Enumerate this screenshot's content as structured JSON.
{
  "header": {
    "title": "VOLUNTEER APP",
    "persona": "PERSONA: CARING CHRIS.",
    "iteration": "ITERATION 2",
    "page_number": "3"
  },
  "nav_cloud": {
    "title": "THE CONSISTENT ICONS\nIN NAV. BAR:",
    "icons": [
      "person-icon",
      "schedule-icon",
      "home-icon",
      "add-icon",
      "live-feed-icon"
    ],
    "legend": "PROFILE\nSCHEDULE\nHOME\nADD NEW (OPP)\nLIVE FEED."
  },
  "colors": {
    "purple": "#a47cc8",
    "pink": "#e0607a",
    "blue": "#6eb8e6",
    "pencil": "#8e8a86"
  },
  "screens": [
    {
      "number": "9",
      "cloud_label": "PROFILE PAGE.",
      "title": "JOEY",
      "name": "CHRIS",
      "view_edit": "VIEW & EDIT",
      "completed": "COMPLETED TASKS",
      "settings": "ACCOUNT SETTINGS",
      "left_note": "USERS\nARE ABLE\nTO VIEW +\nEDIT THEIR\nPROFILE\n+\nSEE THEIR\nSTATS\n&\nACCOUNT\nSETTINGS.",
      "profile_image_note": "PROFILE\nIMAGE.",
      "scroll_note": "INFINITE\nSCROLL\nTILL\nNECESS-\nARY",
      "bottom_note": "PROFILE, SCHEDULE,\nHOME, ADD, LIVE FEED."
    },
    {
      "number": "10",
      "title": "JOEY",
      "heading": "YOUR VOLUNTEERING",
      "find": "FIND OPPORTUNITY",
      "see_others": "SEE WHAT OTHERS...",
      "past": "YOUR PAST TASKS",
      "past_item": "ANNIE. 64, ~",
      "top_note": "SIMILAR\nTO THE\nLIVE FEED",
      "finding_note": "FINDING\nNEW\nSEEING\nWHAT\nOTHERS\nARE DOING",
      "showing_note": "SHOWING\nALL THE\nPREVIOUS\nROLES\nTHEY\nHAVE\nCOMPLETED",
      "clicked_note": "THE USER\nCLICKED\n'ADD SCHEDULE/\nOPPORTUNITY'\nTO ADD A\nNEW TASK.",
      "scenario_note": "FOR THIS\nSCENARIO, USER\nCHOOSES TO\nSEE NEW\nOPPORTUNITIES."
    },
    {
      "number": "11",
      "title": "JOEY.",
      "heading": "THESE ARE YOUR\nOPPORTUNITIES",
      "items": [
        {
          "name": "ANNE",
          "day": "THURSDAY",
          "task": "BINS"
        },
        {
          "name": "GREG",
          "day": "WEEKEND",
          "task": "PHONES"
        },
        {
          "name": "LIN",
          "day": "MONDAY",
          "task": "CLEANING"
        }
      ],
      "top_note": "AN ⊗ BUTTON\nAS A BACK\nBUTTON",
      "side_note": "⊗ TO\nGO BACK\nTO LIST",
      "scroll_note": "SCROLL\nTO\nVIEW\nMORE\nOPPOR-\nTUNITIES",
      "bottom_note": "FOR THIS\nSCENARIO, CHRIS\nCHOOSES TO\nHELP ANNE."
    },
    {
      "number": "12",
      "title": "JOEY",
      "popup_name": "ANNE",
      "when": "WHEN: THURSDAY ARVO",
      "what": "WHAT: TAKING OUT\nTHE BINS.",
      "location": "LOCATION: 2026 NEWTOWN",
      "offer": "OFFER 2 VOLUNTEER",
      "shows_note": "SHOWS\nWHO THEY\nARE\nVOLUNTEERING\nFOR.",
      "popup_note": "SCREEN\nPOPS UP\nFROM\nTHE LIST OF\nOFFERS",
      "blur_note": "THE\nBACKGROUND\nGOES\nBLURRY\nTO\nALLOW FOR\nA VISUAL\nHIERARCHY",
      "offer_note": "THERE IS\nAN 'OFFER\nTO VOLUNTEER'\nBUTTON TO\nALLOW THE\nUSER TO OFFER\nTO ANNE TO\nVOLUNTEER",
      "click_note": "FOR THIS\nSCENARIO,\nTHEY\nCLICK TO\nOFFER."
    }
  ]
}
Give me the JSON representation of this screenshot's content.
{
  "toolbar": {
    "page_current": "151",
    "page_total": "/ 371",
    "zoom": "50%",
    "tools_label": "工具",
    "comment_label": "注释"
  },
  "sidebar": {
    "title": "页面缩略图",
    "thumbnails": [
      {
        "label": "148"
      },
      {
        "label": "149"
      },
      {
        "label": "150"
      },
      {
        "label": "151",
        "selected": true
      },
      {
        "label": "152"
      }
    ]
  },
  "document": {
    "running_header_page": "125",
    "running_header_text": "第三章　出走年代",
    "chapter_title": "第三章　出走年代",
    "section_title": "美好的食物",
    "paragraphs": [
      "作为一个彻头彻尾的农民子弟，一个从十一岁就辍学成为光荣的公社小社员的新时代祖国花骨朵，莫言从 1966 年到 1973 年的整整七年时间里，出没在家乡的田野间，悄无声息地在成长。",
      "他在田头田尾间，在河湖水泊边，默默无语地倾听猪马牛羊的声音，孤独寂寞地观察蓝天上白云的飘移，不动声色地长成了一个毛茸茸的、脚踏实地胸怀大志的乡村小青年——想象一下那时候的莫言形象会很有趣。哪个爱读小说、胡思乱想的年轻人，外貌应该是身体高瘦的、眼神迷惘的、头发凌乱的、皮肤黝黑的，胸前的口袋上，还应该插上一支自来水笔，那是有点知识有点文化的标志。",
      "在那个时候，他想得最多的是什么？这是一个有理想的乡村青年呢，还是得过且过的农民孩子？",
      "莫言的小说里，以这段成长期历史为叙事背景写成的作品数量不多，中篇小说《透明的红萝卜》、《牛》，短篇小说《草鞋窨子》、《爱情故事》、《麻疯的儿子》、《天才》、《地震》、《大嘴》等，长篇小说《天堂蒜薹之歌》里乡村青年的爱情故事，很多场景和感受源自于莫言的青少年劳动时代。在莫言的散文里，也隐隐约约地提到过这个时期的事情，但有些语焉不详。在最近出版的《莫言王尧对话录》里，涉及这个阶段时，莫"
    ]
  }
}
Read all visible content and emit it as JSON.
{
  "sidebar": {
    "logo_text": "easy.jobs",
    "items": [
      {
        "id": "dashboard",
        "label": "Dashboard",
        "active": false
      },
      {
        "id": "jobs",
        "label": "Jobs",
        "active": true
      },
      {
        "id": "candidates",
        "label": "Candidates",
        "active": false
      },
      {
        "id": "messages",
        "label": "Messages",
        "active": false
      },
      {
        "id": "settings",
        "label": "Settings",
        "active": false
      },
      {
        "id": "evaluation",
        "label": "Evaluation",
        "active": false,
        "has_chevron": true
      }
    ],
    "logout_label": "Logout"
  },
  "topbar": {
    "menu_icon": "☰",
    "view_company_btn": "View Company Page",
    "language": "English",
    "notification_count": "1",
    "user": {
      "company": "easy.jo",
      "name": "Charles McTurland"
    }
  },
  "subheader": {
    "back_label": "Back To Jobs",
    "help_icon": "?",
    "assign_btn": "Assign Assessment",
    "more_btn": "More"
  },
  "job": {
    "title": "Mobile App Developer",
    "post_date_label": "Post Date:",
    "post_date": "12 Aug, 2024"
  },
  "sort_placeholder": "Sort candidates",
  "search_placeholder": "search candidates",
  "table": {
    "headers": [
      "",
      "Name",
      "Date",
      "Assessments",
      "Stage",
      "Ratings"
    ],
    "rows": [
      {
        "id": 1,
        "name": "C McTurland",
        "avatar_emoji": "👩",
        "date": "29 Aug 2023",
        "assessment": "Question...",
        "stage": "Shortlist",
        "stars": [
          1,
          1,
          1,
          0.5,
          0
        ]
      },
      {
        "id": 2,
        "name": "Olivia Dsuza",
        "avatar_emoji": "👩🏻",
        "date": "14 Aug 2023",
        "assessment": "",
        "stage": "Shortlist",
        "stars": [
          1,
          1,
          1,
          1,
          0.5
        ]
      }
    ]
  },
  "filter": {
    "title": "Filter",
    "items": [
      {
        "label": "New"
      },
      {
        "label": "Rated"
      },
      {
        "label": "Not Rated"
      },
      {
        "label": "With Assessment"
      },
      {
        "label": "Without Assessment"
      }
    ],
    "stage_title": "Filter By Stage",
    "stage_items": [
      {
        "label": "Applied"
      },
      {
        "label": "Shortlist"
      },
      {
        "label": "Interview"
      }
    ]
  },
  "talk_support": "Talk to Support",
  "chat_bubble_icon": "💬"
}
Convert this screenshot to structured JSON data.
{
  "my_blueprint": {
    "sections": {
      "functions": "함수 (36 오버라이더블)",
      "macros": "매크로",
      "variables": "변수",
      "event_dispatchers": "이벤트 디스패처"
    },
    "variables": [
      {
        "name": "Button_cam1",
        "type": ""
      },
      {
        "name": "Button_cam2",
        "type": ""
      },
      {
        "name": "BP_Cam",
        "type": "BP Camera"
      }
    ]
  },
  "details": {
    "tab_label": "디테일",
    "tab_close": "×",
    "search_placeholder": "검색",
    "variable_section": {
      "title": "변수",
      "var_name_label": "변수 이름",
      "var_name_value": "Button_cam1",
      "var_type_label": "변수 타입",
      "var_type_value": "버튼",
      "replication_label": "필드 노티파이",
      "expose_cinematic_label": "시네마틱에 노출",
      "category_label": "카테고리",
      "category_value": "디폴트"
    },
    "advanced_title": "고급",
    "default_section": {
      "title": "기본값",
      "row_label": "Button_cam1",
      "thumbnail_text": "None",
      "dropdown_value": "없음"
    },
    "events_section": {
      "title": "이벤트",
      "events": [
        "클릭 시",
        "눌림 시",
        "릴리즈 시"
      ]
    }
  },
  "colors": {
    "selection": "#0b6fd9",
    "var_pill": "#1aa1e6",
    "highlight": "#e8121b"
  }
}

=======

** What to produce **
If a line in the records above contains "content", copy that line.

** Expected answer **
Enumerate this screenshot's content as structured JSON.
Give me the JSON representation of this screenshot's content.
Read all visible content and emit it as JSON.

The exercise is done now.